You could have major issues like leaks, toilet issues, disconnected water lines, or furniture and cabinets that are falling apart. I think they literally stapled together a few things in our RV.
A Shakedown Trip Prevents Bigger Issues
Finding out things in your new RV are broken is frustrating. Finding out halfway across the country after you’ve spent the last 2 days driving? Yeah, that’s even worse, especially if you don’t have the proper tools along to make repairs.
You can say the same for discovering out you forgot to purchase important supplies like an EMS, a 90-degree brass elbow, or a dog-bone adaptor. (You might think, what the heck are those?! Hence the need for a shakedown trip and reading the articles I linked below to get you up to speed on all this and more).
A shakedown trip should be a short, close-to-home trip. On our shakedown trip, we took a 2-day trip about 2-3 hours away and boy, did we learn a lot. Not just about what broke, but about everything else we needed to buy, make, or do to make RVing more successful. Your needs may differ from ours, but we learned a ton about the new RVer supplies we were missing, what we needed for RV organization, and navigating information. I also recommend always using an RV departure checklist before you leave on a trip.
Going a short distance on your first trip is also incredibly important if you are new to RVing or towing. It can be downright terrifying to sit down to drive an RV and it requires a lot more mental energy and focus than cruising in a car. Before you even take a trip, it would be worthwhile to spend some time driving around a big empty parking lot and then going for a spin on some slower (but nice and wide) roads.
Starting out with small trips can help you build confidence. It also means you only drove a short way and are, therefore, less exhausted before you have to try to park your RV in its spot for the first time.
What to Bring On Your First RV Trip
Aside from the supplies listed in the new RVer supplies article linked above, there are a few more things to bring on your first RV trip.
- A basic toolkit. At the very least, your toolkit should have a number 2 Philips Head screwdriver, flathead screwdriver, needle-nose pliers, regular pliers, and two crescent wrenches. In case you need to change a tire along the way, don’t forget to have at least a lug wrench and a jack suitable for your RV. Having a full socket set and a tool for every fastener on your rig is ideal. You should also have a tire pressure gauge or, even better, a tire pressure monitoring system.

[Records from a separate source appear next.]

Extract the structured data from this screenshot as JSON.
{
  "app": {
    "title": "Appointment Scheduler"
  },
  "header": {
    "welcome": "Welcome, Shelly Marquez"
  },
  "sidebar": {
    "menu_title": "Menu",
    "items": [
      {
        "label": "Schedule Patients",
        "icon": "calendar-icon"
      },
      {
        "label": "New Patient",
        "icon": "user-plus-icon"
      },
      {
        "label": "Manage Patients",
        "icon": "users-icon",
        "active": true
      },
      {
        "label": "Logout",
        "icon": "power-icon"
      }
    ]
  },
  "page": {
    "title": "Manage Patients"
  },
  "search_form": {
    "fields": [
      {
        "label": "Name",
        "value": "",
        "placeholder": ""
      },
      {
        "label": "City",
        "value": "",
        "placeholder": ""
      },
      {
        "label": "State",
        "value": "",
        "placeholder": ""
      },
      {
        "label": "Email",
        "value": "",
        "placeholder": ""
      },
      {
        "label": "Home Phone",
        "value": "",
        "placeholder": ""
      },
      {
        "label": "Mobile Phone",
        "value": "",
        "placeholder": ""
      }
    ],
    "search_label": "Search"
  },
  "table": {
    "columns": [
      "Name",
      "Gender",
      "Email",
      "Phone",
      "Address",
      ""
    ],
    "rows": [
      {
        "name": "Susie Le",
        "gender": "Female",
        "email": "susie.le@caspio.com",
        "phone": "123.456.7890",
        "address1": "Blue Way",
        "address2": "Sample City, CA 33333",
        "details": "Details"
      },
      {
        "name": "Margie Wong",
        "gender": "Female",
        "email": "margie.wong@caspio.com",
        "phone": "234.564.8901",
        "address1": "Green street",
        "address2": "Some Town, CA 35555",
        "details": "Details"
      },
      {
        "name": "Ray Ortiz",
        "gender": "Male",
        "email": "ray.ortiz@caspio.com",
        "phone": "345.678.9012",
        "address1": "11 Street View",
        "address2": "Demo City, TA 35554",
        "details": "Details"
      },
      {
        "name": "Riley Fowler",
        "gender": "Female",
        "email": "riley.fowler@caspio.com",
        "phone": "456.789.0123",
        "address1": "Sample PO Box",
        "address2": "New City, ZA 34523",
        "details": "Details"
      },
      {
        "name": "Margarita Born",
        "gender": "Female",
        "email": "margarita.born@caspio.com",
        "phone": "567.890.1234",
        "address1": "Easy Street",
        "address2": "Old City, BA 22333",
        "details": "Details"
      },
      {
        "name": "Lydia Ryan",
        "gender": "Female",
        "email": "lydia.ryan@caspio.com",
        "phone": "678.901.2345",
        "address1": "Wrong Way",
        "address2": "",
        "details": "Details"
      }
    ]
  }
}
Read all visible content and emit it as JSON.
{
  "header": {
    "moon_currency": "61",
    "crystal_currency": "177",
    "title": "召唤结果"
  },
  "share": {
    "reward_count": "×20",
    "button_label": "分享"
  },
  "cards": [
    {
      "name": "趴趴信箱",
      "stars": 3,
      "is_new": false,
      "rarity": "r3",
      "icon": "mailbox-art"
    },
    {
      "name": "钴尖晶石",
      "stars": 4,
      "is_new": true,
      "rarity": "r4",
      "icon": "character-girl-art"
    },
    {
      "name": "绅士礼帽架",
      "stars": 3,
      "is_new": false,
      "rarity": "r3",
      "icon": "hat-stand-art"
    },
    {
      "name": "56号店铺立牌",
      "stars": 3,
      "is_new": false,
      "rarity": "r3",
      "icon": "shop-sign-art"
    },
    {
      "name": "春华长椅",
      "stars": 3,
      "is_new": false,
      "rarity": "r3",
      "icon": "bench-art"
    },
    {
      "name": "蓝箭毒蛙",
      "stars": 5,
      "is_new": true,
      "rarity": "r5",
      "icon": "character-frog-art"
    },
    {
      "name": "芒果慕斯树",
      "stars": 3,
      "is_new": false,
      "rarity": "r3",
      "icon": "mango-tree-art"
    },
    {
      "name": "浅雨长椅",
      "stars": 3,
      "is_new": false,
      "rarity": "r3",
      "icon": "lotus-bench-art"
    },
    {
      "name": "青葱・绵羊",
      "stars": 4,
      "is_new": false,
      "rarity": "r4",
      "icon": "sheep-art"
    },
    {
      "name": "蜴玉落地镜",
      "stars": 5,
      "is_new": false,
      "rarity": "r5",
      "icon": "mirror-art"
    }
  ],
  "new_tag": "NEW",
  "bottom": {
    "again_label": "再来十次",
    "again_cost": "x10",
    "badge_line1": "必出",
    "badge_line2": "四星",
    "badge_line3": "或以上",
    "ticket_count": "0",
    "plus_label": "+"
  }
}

- Safety supplies. I already wrote an entire article on all the supplies you should have in your RV to stay safe on the road. Check it out here: RV Safety Equipment.
- A positive attitude and patience. Things are probably going to go wrong on your first RV trip. You’ll have a much more enjoyable time if you go into it expecting there to be issues. When they inevitably pop up, make a note of anything you need to fix, add, or change when you get home. Since your shakedown trip is going to be short, you can rest easier knowing your first “real” RV trip will go much more smoothly.
If you’re new to RVing, I also recommend reading about the following to make RVing a much more enjoyable experience in the long run.
How Fast Should You Drive an RV?
Internet for RVers (Because the campground is lying to you when they say they have “super fast” internet…)